• _HOW TO COMPLETE THIS TASK_
Find and copy each line of the data that includes "chevron".
===== SOURCE INFORMATION
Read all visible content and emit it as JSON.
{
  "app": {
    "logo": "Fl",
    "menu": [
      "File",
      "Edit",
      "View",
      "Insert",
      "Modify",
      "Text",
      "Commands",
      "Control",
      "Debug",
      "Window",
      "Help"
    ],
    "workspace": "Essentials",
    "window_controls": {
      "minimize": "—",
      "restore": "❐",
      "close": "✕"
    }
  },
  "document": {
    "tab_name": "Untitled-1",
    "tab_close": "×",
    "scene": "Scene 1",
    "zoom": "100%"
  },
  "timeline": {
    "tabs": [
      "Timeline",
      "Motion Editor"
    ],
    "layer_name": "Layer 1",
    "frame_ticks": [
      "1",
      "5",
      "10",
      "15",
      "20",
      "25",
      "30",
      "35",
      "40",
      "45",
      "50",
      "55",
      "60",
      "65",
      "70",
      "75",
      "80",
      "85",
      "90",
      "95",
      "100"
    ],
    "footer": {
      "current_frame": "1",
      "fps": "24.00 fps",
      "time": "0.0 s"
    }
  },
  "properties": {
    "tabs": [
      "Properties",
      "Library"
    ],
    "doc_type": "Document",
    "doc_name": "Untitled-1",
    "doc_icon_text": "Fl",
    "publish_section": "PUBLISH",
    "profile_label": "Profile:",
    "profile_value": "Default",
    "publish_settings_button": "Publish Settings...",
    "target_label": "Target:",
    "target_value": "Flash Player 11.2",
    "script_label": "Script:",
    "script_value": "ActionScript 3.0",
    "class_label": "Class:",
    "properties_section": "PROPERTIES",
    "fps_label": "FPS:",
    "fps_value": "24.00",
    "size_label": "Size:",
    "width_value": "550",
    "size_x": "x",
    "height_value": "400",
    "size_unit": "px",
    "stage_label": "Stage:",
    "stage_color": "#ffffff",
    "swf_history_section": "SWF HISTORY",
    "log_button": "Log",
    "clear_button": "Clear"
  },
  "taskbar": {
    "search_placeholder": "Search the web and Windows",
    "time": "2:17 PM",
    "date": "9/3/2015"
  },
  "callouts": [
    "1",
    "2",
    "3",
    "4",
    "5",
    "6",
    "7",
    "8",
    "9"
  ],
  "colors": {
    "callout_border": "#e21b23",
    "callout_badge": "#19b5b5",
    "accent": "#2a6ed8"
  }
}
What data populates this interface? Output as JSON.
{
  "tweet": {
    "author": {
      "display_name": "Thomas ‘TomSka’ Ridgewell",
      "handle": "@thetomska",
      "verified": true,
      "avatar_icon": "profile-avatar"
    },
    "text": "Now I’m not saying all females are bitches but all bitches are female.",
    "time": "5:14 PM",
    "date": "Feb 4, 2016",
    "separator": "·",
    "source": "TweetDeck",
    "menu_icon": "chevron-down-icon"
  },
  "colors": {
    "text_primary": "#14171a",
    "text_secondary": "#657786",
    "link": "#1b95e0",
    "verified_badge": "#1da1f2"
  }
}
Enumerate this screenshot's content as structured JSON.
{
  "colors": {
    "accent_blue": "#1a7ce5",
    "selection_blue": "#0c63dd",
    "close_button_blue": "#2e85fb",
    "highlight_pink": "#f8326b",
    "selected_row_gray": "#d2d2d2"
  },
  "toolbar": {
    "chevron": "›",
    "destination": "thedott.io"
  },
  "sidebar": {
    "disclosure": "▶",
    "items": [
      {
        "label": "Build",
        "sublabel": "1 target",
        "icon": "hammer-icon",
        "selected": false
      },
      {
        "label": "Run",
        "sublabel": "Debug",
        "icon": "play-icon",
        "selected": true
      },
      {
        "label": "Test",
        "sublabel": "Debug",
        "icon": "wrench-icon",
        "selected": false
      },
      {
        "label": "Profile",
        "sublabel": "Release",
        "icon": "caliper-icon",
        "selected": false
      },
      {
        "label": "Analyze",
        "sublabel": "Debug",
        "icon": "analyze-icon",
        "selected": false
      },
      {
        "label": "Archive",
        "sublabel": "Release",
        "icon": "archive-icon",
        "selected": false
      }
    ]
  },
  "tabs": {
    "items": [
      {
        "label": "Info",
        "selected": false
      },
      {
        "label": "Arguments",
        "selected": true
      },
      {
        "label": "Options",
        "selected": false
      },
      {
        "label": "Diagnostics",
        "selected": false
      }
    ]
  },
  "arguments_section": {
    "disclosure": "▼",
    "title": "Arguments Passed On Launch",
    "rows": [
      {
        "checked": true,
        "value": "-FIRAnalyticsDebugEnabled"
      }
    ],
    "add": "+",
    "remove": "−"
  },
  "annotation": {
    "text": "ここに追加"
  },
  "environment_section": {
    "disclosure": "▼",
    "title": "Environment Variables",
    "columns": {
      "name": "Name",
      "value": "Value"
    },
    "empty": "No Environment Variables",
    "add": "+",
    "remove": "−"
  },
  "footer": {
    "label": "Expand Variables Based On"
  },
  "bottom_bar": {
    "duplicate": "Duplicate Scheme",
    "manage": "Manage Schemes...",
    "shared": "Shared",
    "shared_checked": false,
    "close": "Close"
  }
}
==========
• _TASK SOLUTION_
    "menu_icon": "chevron-down-icon"
    "chevron": "›",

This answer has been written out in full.